Feb 13, 2020 - Energy & Environment

BP's climate move could mean new pressure on Exxon and Chevron

Illustration: Rebecca Zisser/Axios 

BP's new emissions pledge could create more pressure on U.S.-based giants Exxon and Chevron.

Why it matters: European oil behemoths have been more active on climate than their U.S. counterparts.

Context: BP vowed "net-zero" emissions from its operations and oil and gas it produces by 2050 and a 50% cut in emissions intensity from products it sells.

The big question: Now the question is whether BP's plan — which is the most aggressive among super-majors, albeit lacking detail — will change the landscape.

  • "If we do see capital flowing into BP, that may force the U.S. majors to rethink the speed at which they move on carbon reduction targets," Noah Barrett of the asset management firm Janus Henderson told Bloomberg.
  • But he does not see the U.S. companies "adopting a BP-like strategy in the near future."

Where it stands: One big dividing line between European and U.S. majors is companies' willingness to set any kind of goals around Scope 3 emissions.

  • Those are the emissions from the use of a company's products in the economy from driving and so forth, and they're vastly larger than emissions from companies' direct operations and energy use.
  • BP's Scope 3 target is a mix of commitments: an absolute net-zero target for the use of the oil and gas it produces, but the intensity target once you include the oil and gas they buy from other companies to process and sell.

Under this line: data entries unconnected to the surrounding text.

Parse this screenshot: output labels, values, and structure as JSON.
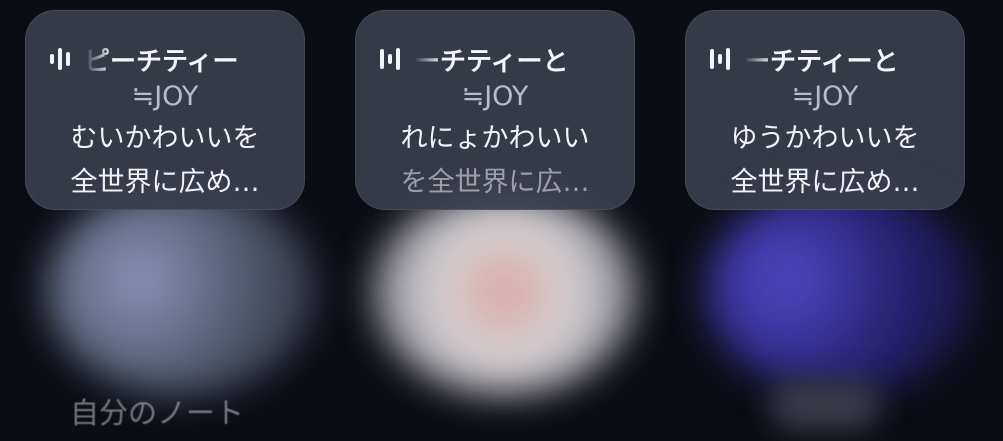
{
  "notes": [
    {
      "title": "ピーチティー",
      "artist": "≒JOY",
      "message_line1": "むいかわいいを",
      "message_line2": "全世界に広め…"
    },
    {
      "title": "ーチティーと",
      "artist": "≒JOY",
      "message_line1": "れにょかわいい",
      "message_line2": "を全世界に広…"
    },
    {
      "title": "ーチティーと",
      "artist": "≒JOY",
      "message_line1": "ゆうかわいいを",
      "message_line2": "全世界に広め…"
    }
  ],
  "caption": "自分のノート",
  "icons": {
    "audio": "audio-waveform-icon"
  }
}
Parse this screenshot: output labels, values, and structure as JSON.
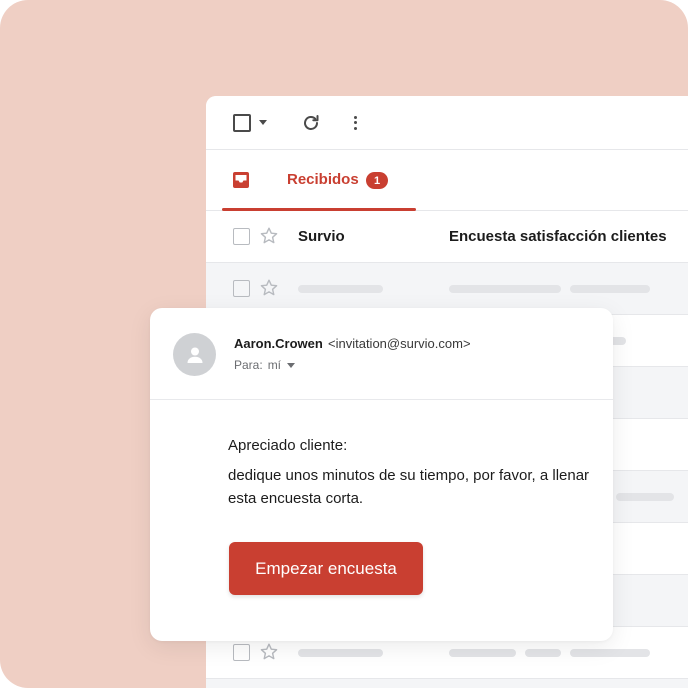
{
  "colors": {
    "background": "#efcfc4",
    "accent": "#c93f31"
  },
  "toolbar": {
    "icons": [
      "checkbox-icon",
      "chevron-down-icon",
      "refresh-icon",
      "more-vert-icon"
    ]
  },
  "tab": {
    "label": "Recibidos",
    "badge": "1",
    "icon": "inbox-icon"
  },
  "inbox_rows": [
    {
      "sender": "Survio",
      "subject": "Encuesta satisfacción clientes"
    }
  ],
  "email": {
    "from_name": "Aaron.Crowen",
    "from_address": "<invitation@survio.com>",
    "to_label": "Para:",
    "to_value": "mí",
    "greeting": "Apreciado cliente:",
    "body": "dedique unos minutos de su tiempo, por favor, a llenar esta encuesta corta.",
    "cta_label": "Empezar encuesta"
  }
}
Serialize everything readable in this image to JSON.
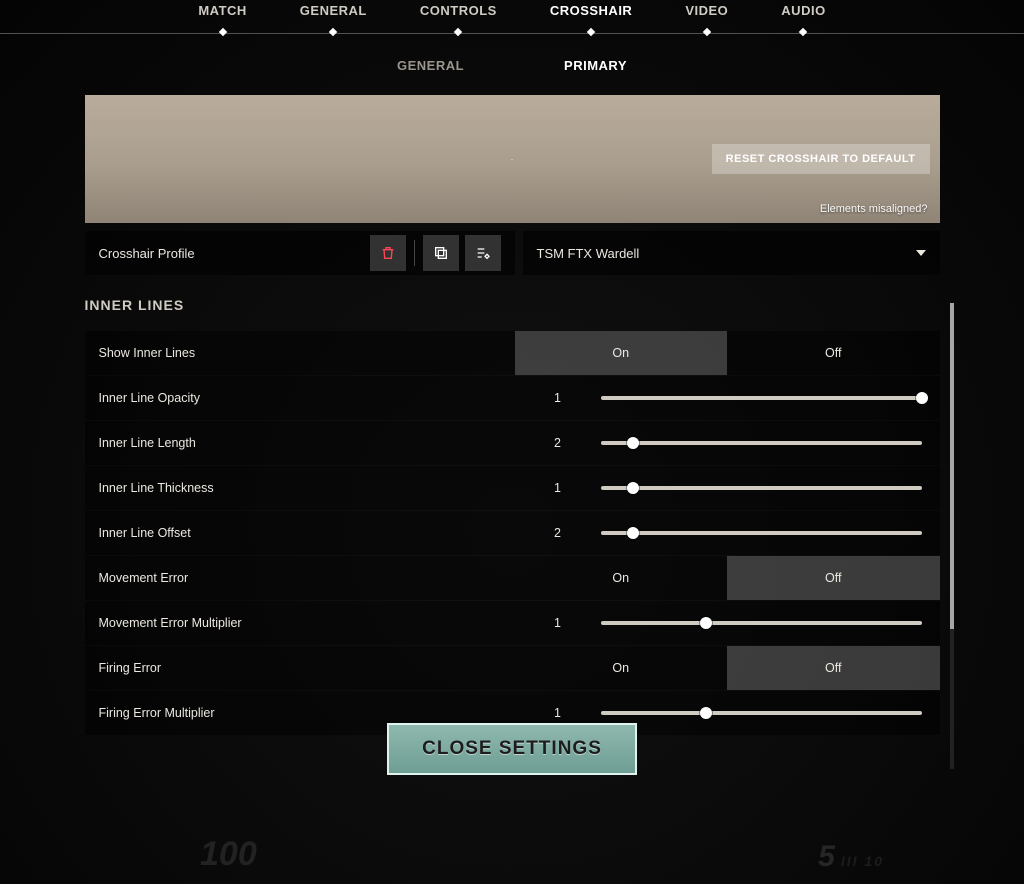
{
  "topTabs": [
    "MATCH",
    "GENERAL",
    "CONTROLS",
    "CROSSHAIR",
    "VIDEO",
    "AUDIO"
  ],
  "topActiveIndex": 3,
  "subTabs": [
    "GENERAL",
    "PRIMARY"
  ],
  "subActiveIndex": 1,
  "preview": {
    "resetLabel": "RESET CROSSHAIR TO DEFAULT",
    "misaligned": "Elements misaligned?"
  },
  "profile": {
    "label": "Crosshair Profile",
    "selected": "TSM FTX Wardell"
  },
  "sectionTitle": "INNER LINES",
  "toggleLabels": {
    "on": "On",
    "off": "Off"
  },
  "settings": [
    {
      "type": "toggle",
      "label": "Show Inner Lines",
      "value": "on"
    },
    {
      "type": "slider",
      "label": "Inner Line Opacity",
      "value": "1",
      "pos": 100
    },
    {
      "type": "slider",
      "label": "Inner Line Length",
      "value": "2",
      "pos": 10
    },
    {
      "type": "slider",
      "label": "Inner Line Thickness",
      "value": "1",
      "pos": 10
    },
    {
      "type": "slider",
      "label": "Inner Line Offset",
      "value": "2",
      "pos": 10
    },
    {
      "type": "toggle",
      "label": "Movement Error",
      "value": "off"
    },
    {
      "type": "slider",
      "label": "Movement Error Multiplier",
      "value": "1",
      "pos": 33
    },
    {
      "type": "toggle",
      "label": "Firing Error",
      "value": "off"
    },
    {
      "type": "slider",
      "label": "Firing Error Multiplier",
      "value": "1",
      "pos": 33
    }
  ],
  "closeLabel": "CLOSE SETTINGS",
  "hud": {
    "hp": "100",
    "mag": "5",
    "reserve": "III 10"
  }
}
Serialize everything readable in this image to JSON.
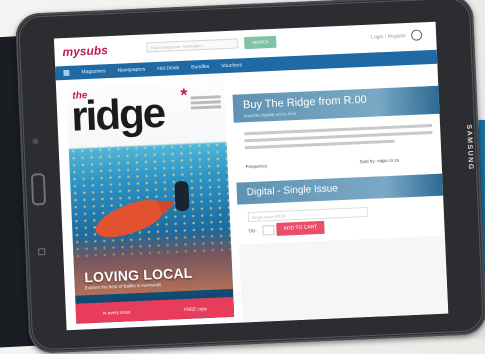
{
  "device": {
    "brand": "SAMSUNG"
  },
  "header": {
    "logo_my": "my",
    "logo_subs": "subs",
    "search_placeholder": "Find a magazine, newspaper...",
    "search_button": "SEARCH",
    "login_text": "Login / Register"
  },
  "nav": {
    "items": [
      "Magazines",
      "Newspapers",
      "Hot Deals",
      "Bundles",
      "Vouchers"
    ]
  },
  "cover": {
    "the": "the",
    "title": "ridge",
    "star": "*",
    "headline": "LOVING LOCAL",
    "subline": "Explore the best of Ballito & surrounds",
    "strip_left": "In every issue",
    "strip_right": "FREE copy"
  },
  "product": {
    "buy_title": "Buy The Ridge from R.00",
    "buy_sub": "Available Digitally and in Print",
    "frequency_label": "Frequency:",
    "sold_label": "Sold by: ridge.co.za"
  },
  "digital": {
    "title": "Digital - Single Issue",
    "select_placeholder": "Single Issue R0.00",
    "qty_label": "Qty:",
    "add_to_cart": "ADD TO CART"
  },
  "colors": {
    "brand_pink": "#c2185b",
    "nav_blue": "#1f6aa5",
    "cta_pink": "#e8506a",
    "panel_blue": "#5f93b3"
  }
}
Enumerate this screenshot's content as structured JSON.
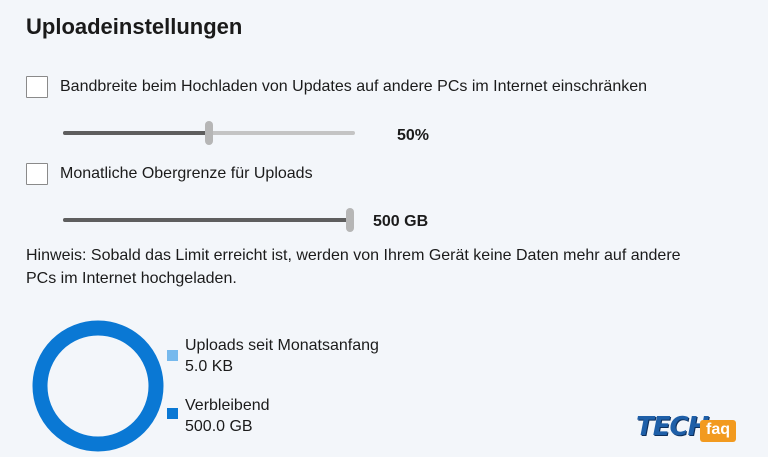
{
  "page": {
    "title": "Uploadeinstellungen"
  },
  "bandwidth": {
    "checkbox_label": "Bandbreite beim Hochladen von Updates auf andere PCs im Internet einschränken",
    "checked": false,
    "slider_value_label": "50%",
    "slider_fraction": 0.5
  },
  "monthly_cap": {
    "checkbox_label": "Monatliche Obergrenze für Uploads",
    "checked": false,
    "slider_value_label": "500 GB",
    "slider_fraction": 1.0
  },
  "hint": {
    "text": "Hinweis: Sobald das Limit erreicht ist, werden von Ihrem Gerät keine Daten mehr auf andere PCs im Internet hochgeladen."
  },
  "usage": {
    "uploaded": {
      "label": "Uploads seit Monatsanfang",
      "value": "5.0 KB",
      "color": "#76b9ed"
    },
    "remaining": {
      "label": "Verbleibend",
      "value": "500.0 GB",
      "color": "#0a78d4"
    }
  },
  "logo": {
    "text_main": "TECH",
    "text_badge": "faq",
    "colors": {
      "main": "#1e5fa8",
      "badge": "#f29a1f"
    }
  }
}
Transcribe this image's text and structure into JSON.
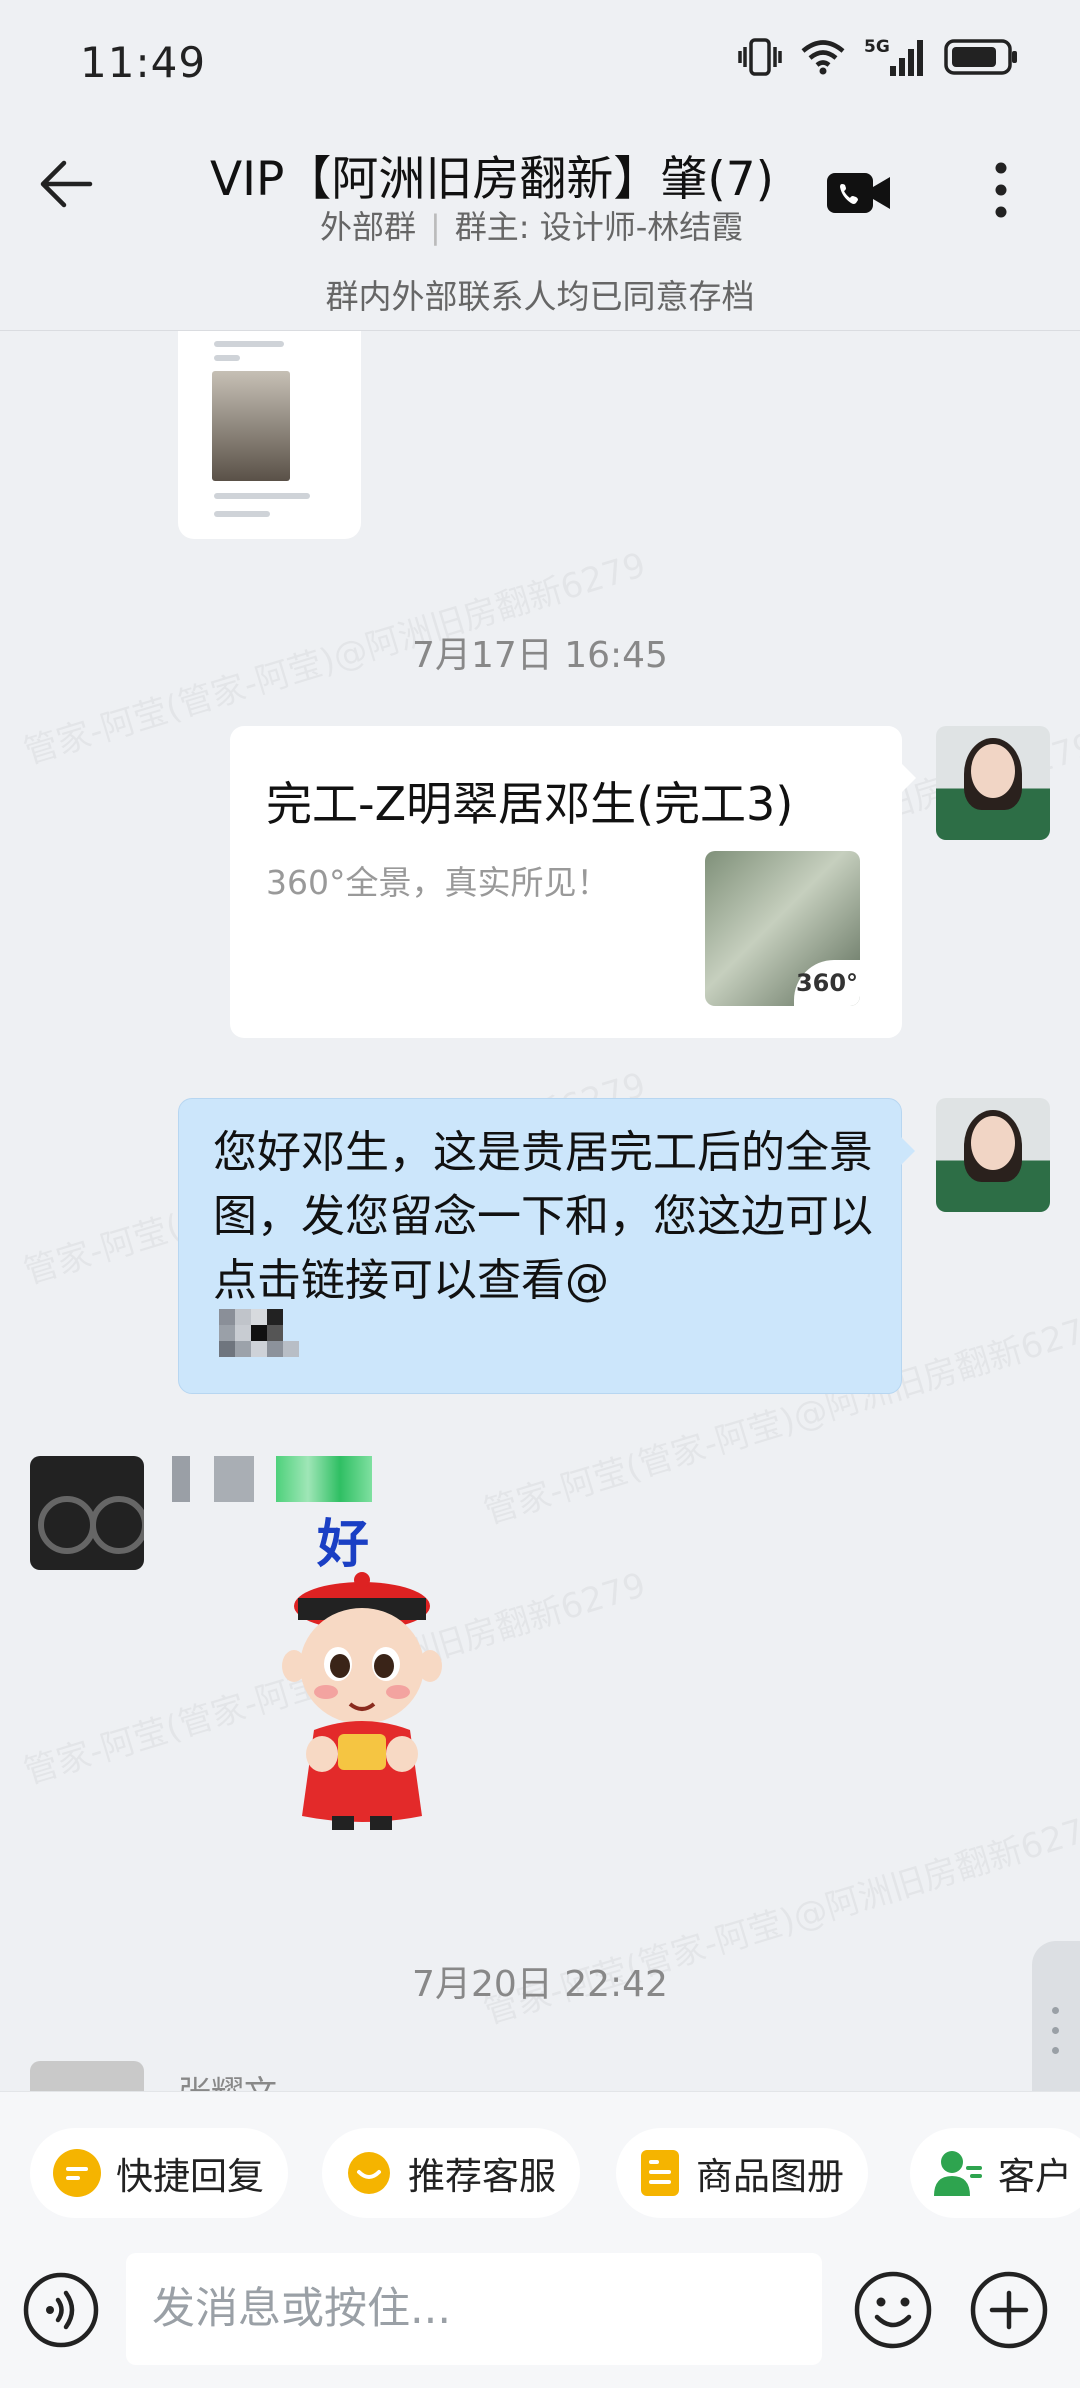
{
  "status_bar": {
    "time": "11:49",
    "network": "5G"
  },
  "header": {
    "title": "VIP【阿洲旧房翻新】肇(7)",
    "group_type": "外部群",
    "owner": "群主: 设计师-林结霞",
    "archive_notice": "群内外部联系人均已同意存档"
  },
  "chat": {
    "watermark": "管家-阿莹(管家-阿莹)@阿洲旧房翻新6279",
    "messages": [
      {
        "type": "timestamp",
        "text": "7月17日  16:45"
      },
      {
        "type": "link",
        "title": "完工-Z明翠居邓生(完工3)",
        "desc": "360°全景，真实所见！",
        "badge": "360°"
      },
      {
        "type": "text",
        "text": "您好邓生，这是贵居完工后的全景图，发您留念一下和，您这边可以点击链接可以查看@"
      },
      {
        "type": "sticker",
        "label": "好"
      },
      {
        "type": "timestamp",
        "text": "7月20日  22:42"
      },
      {
        "type": "sender",
        "name": "张耀文"
      }
    ]
  },
  "quick_actions": [
    {
      "label": "快捷回复",
      "icon": "quick-reply-icon",
      "color": "#f5b400"
    },
    {
      "label": "推荐客服",
      "icon": "recommend-service-icon",
      "color": "#f5b400"
    },
    {
      "label": "商品图册",
      "icon": "product-album-icon",
      "color": "#f5b400"
    },
    {
      "label": "客户",
      "icon": "customer-icon",
      "color": "#2ea44f"
    }
  ],
  "input": {
    "placeholder": "发消息或按住..."
  }
}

What they're saying: An HSBC note this morning calls the new plan "potentially a game-changer for the company and the industry."

  • "For a company of BP’s scale, a net zero scope 3 footprint from its own production introduces a climate-related ambition on an unprecedented scale."
  • "It also points to a dramatic transformation of the business, including an inevitable shrinkage of the upstream business over time."

Go deeper: BP vows to "fundamentally" change with net-zero emissions target

Go deeper

BP vows to "fundamentally" change with net-zero emissions target

Photo: Lance King/Getty Images

BP said Wednesday that it is reorienting its business with new climate targets — including first-time emissions commitments for its products' use in the economy — and a new team to help countries, cities and other companies cut carbon.

Why it matters: It's the latest sign of how multinational oil-and-gas giants — especially European-headquartered players — are expanding climate pledges under intense pressure from activists and investors.

Big Oil begins to broaden scope of its carbon emissions targets

Illustration: Rebecca Zisser/Axios

Only a very small handful of oil companies have laid out any kind of targets around Scope 3 emissions, which make up the vastly larger pollution from the use of their products in the economy, but that's quickly changing amid rising activist and investor pressure on oil giants over global warming.

Driving the news: Oil-and-gas giant Equinor rolled out on Thursday new climate plans that include a pledge to cut carbon intensity (that is, emissions per unit of output) by at least 50% by 2050 — a commitment that will cover Scope 3.

Dominion joins power giants' net-zero carbon emissions push

Photo: Julian Stratenschulte/picture alliance via Getty Images

The huge utility Dominion Energy vowed Tuesday to achieve net-zero greenhouse gas emissions by 2050.

Why it matters: Virginia-headquartered Dominion has ranked among the country's 10 largest power generators and operates in 18 states.